[Stored data]
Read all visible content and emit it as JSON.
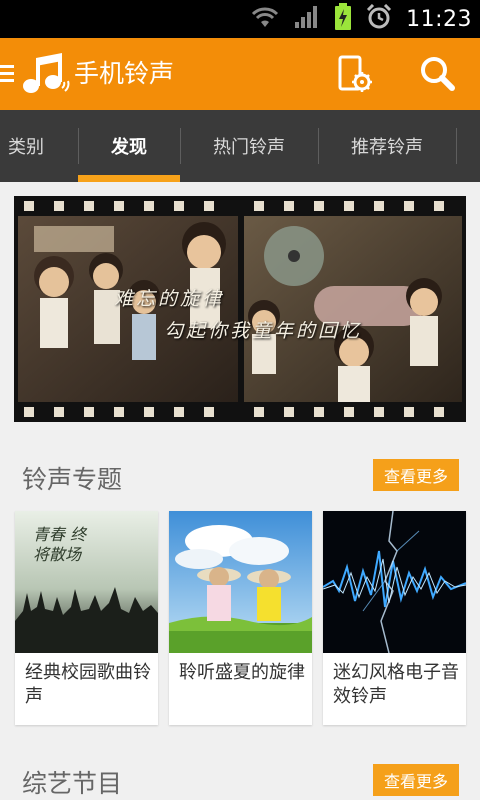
{
  "status_bar": {
    "time": "11:23",
    "icons": [
      "wifi-icon",
      "signal-icon",
      "battery-charging-icon",
      "alarm-icon"
    ]
  },
  "action_bar": {
    "title": "手机铃声",
    "icons": [
      "menu-icon",
      "music-note-logo-icon",
      "phone-settings-icon",
      "search-icon"
    ]
  },
  "tabs": [
    {
      "label": "类别",
      "active": false
    },
    {
      "label": "发现",
      "active": true
    },
    {
      "label": "热门铃声",
      "active": false
    },
    {
      "label": "推荐铃声",
      "active": false
    }
  ],
  "banner": {
    "caption_line1": "难忘的旋律",
    "caption_line2": "勾起你我童年的回忆"
  },
  "sections": [
    {
      "title": "铃声专题",
      "more_label": "查看更多",
      "cards": [
        {
          "label": "经典校园歌曲铃声",
          "image_text": "青春 终将散场"
        },
        {
          "label": "聆听盛夏的旋律"
        },
        {
          "label": "迷幻风格电子音效铃声"
        }
      ]
    },
    {
      "title": "综艺节目",
      "more_label": "查看更多"
    }
  ],
  "colors": {
    "accent_orange": "#f38d08",
    "tab_indicator": "#f7a21a",
    "more_button": "#f5a01a",
    "tab_bar": "#3a3a3a"
  }
}
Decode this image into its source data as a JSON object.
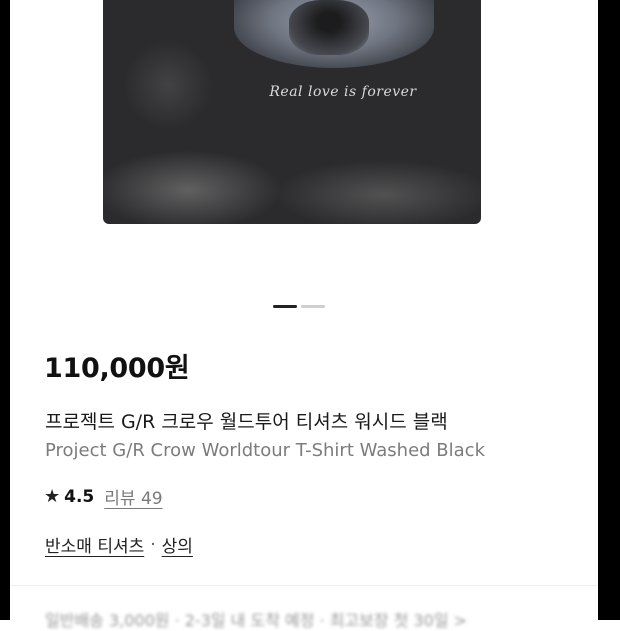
{
  "product": {
    "print_text": "Real love is forever",
    "carousel": {
      "total": 2,
      "current": 1
    },
    "price": "110,000원",
    "name_ko": "프로젝트 G/R 크로우 월드투어 티셔츠 워시드 블랙",
    "name_en": "Project G/R Crow Worldtour T-Shirt Washed Black",
    "rating": "4.5",
    "review_label": "리뷰 49",
    "category_primary": "반소매 티셔츠",
    "category_separator": "·",
    "category_secondary": "상의",
    "shipping_text": "일반배송 3,000원 · 2-3일 내 도착 예정 · 최고보장 첫 30일 >"
  },
  "icons": {
    "rating": "star-icon"
  }
}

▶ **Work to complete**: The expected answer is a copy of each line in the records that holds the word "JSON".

▶ **Result below**:
Read all visible content and emit it as JSON.
Decode this image into its source data as a JSON object.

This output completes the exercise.